===== MATERIAL FOR THIS TASK

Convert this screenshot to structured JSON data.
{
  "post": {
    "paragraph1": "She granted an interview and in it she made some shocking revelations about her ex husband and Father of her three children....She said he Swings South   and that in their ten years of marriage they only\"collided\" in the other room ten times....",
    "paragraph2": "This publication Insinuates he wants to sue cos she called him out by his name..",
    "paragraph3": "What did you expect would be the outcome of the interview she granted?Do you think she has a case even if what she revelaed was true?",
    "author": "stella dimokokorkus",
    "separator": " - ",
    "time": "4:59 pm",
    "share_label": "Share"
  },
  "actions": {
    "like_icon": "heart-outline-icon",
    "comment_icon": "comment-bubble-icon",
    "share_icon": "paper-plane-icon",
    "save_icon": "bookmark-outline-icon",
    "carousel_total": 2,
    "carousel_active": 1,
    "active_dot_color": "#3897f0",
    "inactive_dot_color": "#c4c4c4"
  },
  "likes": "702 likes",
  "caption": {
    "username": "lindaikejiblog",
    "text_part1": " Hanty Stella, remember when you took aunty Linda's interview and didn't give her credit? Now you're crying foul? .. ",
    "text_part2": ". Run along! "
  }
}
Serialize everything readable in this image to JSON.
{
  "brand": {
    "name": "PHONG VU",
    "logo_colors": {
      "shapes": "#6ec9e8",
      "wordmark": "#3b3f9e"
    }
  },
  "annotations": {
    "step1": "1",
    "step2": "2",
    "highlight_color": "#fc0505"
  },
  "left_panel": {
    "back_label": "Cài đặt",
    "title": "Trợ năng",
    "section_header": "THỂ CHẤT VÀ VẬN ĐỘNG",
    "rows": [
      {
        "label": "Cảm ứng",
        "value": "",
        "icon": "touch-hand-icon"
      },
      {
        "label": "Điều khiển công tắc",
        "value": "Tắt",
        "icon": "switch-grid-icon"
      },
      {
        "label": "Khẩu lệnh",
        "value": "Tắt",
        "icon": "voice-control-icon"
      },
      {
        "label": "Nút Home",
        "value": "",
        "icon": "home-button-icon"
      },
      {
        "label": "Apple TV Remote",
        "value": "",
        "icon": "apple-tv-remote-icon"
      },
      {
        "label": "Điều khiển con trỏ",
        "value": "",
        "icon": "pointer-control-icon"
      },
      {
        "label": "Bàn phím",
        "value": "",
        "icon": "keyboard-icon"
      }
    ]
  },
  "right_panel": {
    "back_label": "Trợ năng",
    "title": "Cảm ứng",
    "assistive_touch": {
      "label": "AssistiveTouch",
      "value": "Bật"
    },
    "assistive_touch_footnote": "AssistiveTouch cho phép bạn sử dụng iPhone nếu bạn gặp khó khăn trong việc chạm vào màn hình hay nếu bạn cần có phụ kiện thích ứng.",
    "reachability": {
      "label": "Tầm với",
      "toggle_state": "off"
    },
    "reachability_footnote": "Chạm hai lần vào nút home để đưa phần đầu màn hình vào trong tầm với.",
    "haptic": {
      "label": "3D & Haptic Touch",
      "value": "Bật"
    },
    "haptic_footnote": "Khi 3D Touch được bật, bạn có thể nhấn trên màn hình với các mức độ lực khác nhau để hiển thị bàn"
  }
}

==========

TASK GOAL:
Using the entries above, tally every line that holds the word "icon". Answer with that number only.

EXERCISE OUTPUT:
11